--- Source material ---
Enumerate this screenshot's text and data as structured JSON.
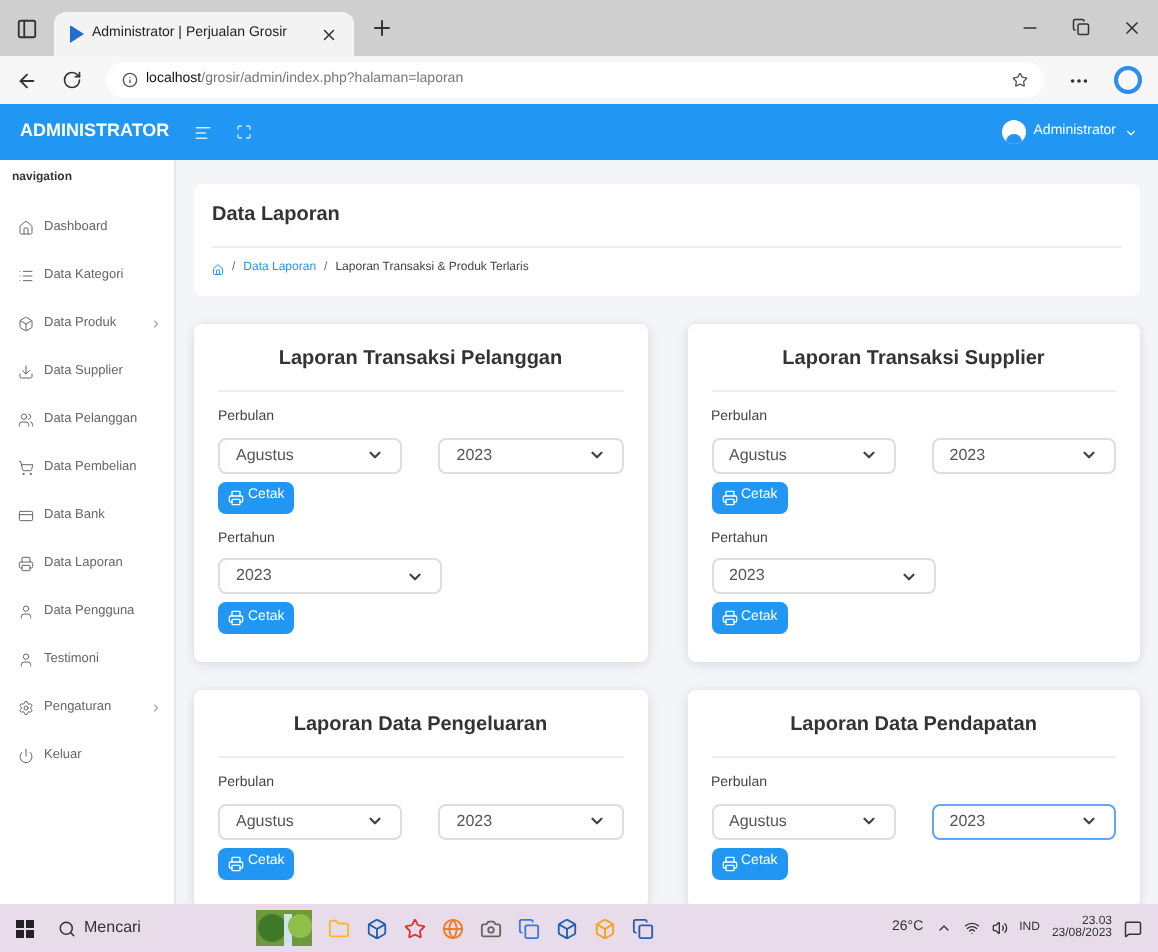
{
  "browser": {
    "tab_title": "Administrator | Perjualan Grosir",
    "url_host": "localhost",
    "url_path": "/grosir/admin/index.php?halaman=laporan"
  },
  "header": {
    "brand": "ADMINISTRATOR",
    "user": "Administrator"
  },
  "sidebar": {
    "heading": "navigation",
    "items": [
      {
        "label": "Dashboard",
        "submenu": false
      },
      {
        "label": "Data Kategori",
        "submenu": false
      },
      {
        "label": "Data Produk",
        "submenu": true
      },
      {
        "label": "Data Supplier",
        "submenu": false
      },
      {
        "label": "Data Pelanggan",
        "submenu": false
      },
      {
        "label": "Data Pembelian",
        "submenu": false
      },
      {
        "label": "Data Bank",
        "submenu": false
      },
      {
        "label": "Data Laporan",
        "submenu": false
      },
      {
        "label": "Data Pengguna",
        "submenu": false
      },
      {
        "label": "Testimoni",
        "submenu": false
      },
      {
        "label": "Pengaturan",
        "submenu": true
      },
      {
        "label": "Keluar",
        "submenu": false
      }
    ]
  },
  "page": {
    "title": "Data Laporan",
    "breadcrumb": [
      {
        "separator": "/",
        "label": "Data Laporan"
      },
      {
        "separator": "/",
        "label": "Laporan Transaksi & Produk Terlaris"
      }
    ]
  },
  "reports": [
    {
      "title": "Laporan Transaksi Pelanggan",
      "sections": [
        {
          "label": "Perbulan",
          "selects": [
            {
              "value": "Agustus",
              "focused": false
            },
            {
              "value": "2023",
              "focused": false
            }
          ],
          "button": "Cetak"
        },
        {
          "label": "Pertahun",
          "selects": [
            {
              "value": "2023",
              "focused": false
            }
          ],
          "button": "Cetak"
        }
      ]
    },
    {
      "title": "Laporan Transaksi Supplier",
      "sections": [
        {
          "label": "Perbulan",
          "selects": [
            {
              "value": "Agustus",
              "focused": false
            },
            {
              "value": "2023",
              "focused": false
            }
          ],
          "button": "Cetak"
        },
        {
          "label": "Pertahun",
          "selects": [
            {
              "value": "2023",
              "focused": false
            }
          ],
          "button": "Cetak"
        }
      ]
    },
    {
      "title": "Laporan Data Pengeluaran",
      "sections": [
        {
          "label": "Perbulan",
          "selects": [
            {
              "value": "Agustus",
              "focused": false
            },
            {
              "value": "2023",
              "focused": false
            }
          ],
          "button": "Cetak"
        }
      ]
    },
    {
      "title": "Laporan Data Pendapatan",
      "sections": [
        {
          "label": "Perbulan",
          "selects": [
            {
              "value": "Agustus",
              "focused": false
            },
            {
              "value": "2023",
              "focused": true
            }
          ],
          "button": "Cetak"
        }
      ]
    }
  ],
  "taskbar": {
    "search": "Mencari",
    "weather": "26°C",
    "language": "IND",
    "time": "23.03",
    "date": "23/08/2023"
  }
}
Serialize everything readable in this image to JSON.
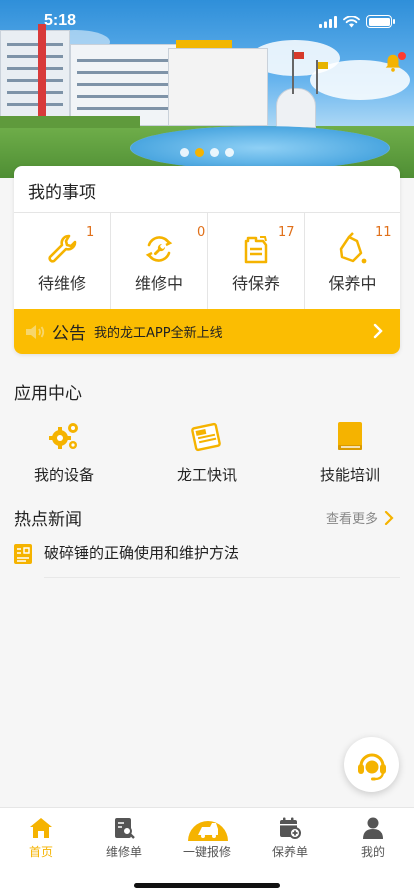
{
  "status": {
    "time": "5:18"
  },
  "banner": {
    "slides": 4,
    "active_slide": 2
  },
  "my_items": {
    "title": "我的事项",
    "stats": [
      {
        "label": "待维修",
        "count": "1",
        "icon": "wrench-icon"
      },
      {
        "label": "维修中",
        "count": "0",
        "icon": "repair-gear-icon"
      },
      {
        "label": "待保养",
        "count": "17",
        "icon": "oil-can-icon"
      },
      {
        "label": "保养中",
        "count": "11",
        "icon": "oil-pour-icon"
      }
    ],
    "notice": {
      "title": "公告",
      "text": "我的龙工APP全新上线"
    }
  },
  "apps": {
    "title": "应用中心",
    "items": [
      {
        "label": "我的设备",
        "icon": "gears-icon"
      },
      {
        "label": "龙工快讯",
        "icon": "newspaper-icon"
      },
      {
        "label": "技能培训",
        "icon": "book-icon"
      }
    ]
  },
  "news": {
    "title": "热点新闻",
    "more": "查看更多",
    "items": [
      {
        "title": "破碎锤的正确使用和维护方法"
      }
    ]
  },
  "tabbar": {
    "tabs": [
      {
        "label": "首页",
        "icon": "home-icon",
        "active": true
      },
      {
        "label": "维修单",
        "icon": "repair-order-icon",
        "active": false
      },
      {
        "label": "一键报修",
        "icon": "one-click-repair-icon",
        "active": false
      },
      {
        "label": "保养单",
        "icon": "maintenance-order-icon",
        "active": false
      },
      {
        "label": "我的",
        "icon": "profile-icon",
        "active": false
      }
    ]
  },
  "colors": {
    "accent": "#fbbd02",
    "count": "#e0701a",
    "active_tab": "#f5b300"
  }
}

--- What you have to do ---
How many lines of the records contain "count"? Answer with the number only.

--- Output below ---
5